__What the task requires__.
Pull every line holding the word "video" out of the data and copy it.

Data extracted from a collection

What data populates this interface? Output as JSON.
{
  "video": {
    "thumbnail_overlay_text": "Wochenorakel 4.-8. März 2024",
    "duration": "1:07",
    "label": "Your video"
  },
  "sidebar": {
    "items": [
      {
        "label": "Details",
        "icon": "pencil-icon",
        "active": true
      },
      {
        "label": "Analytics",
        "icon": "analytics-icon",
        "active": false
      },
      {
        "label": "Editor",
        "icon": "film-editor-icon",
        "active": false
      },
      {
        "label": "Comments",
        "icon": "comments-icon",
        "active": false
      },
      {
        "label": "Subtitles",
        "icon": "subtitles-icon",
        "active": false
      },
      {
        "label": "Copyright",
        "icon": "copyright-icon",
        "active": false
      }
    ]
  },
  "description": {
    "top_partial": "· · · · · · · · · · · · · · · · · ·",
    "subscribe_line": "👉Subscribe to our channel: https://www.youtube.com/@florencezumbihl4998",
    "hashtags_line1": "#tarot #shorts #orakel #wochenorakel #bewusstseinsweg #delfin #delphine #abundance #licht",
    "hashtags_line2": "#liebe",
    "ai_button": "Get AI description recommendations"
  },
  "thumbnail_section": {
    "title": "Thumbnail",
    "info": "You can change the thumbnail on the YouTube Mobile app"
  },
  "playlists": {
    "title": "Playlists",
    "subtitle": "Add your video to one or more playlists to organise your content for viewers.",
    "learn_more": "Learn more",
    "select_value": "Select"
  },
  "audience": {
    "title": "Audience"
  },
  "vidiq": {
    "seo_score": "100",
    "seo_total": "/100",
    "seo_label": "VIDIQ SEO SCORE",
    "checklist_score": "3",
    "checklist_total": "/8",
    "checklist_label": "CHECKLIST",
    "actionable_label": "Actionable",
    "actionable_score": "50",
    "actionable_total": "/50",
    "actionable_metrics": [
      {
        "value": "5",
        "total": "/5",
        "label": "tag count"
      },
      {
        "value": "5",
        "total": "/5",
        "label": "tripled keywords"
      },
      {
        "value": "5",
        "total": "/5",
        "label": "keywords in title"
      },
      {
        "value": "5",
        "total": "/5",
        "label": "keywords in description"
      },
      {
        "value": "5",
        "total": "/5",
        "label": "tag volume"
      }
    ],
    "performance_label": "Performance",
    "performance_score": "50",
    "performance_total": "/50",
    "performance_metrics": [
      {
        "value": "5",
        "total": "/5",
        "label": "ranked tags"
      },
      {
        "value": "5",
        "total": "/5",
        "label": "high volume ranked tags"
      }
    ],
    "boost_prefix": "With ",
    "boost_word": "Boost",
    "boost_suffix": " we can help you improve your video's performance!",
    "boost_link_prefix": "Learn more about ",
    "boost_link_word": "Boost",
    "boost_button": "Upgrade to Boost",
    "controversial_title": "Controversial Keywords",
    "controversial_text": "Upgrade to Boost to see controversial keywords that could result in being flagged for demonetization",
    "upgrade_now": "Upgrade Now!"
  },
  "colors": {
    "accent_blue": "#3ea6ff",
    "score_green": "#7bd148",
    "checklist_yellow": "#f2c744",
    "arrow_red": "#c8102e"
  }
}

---

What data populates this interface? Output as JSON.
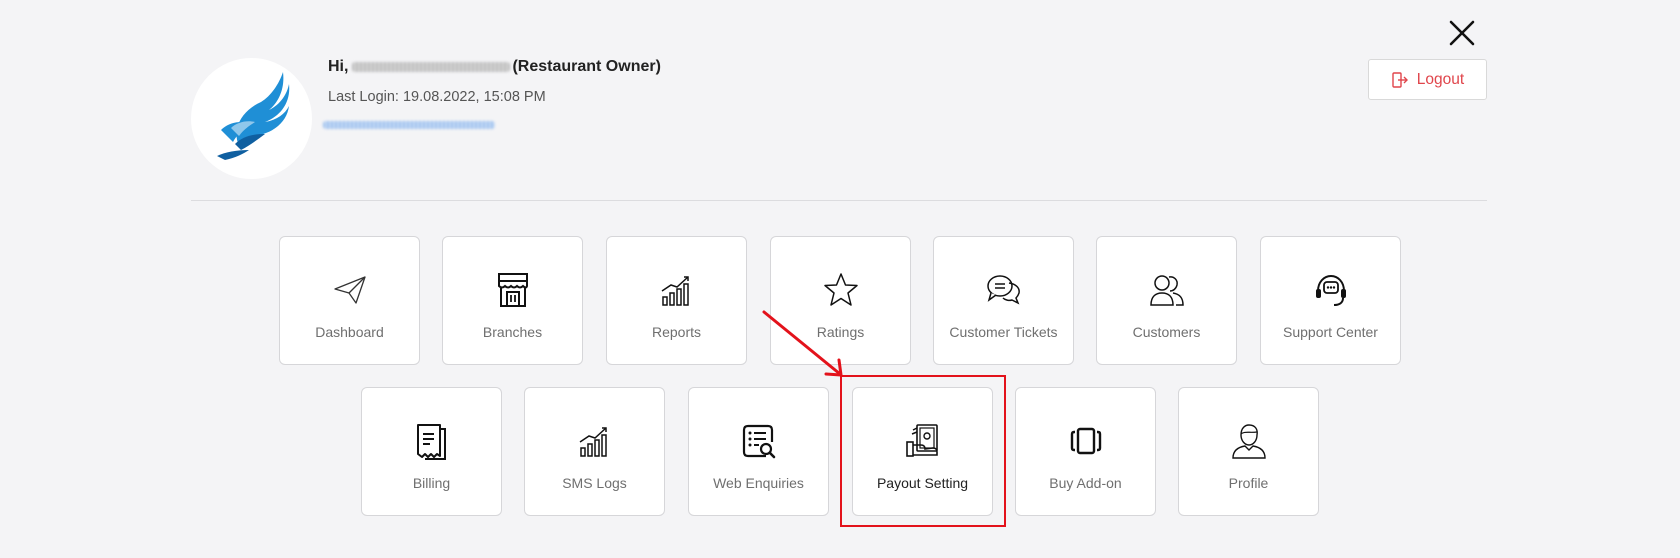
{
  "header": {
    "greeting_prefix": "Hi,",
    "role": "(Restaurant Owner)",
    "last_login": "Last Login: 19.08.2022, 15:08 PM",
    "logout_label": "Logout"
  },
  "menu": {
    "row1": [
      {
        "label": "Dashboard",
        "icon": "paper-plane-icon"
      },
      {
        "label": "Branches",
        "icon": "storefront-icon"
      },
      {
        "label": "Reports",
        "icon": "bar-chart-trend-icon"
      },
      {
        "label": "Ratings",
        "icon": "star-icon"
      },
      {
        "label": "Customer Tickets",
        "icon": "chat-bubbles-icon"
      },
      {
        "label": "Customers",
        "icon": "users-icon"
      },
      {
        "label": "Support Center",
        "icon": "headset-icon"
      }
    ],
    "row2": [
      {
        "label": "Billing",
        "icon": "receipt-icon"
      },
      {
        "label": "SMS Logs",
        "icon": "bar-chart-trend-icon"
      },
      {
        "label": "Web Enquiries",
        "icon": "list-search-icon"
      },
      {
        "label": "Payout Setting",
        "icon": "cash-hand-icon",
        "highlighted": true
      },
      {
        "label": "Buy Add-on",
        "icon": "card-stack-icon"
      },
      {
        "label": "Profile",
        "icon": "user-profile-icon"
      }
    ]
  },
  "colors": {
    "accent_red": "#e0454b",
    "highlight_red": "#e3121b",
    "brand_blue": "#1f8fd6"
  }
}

__Output for this task__.
  "video": {
    "label": "Your video"
    "subtitle": "Add your video to one or more playlists to organise your content for viewers.",
    "boost_suffix": " we can help you improve your video's performance!",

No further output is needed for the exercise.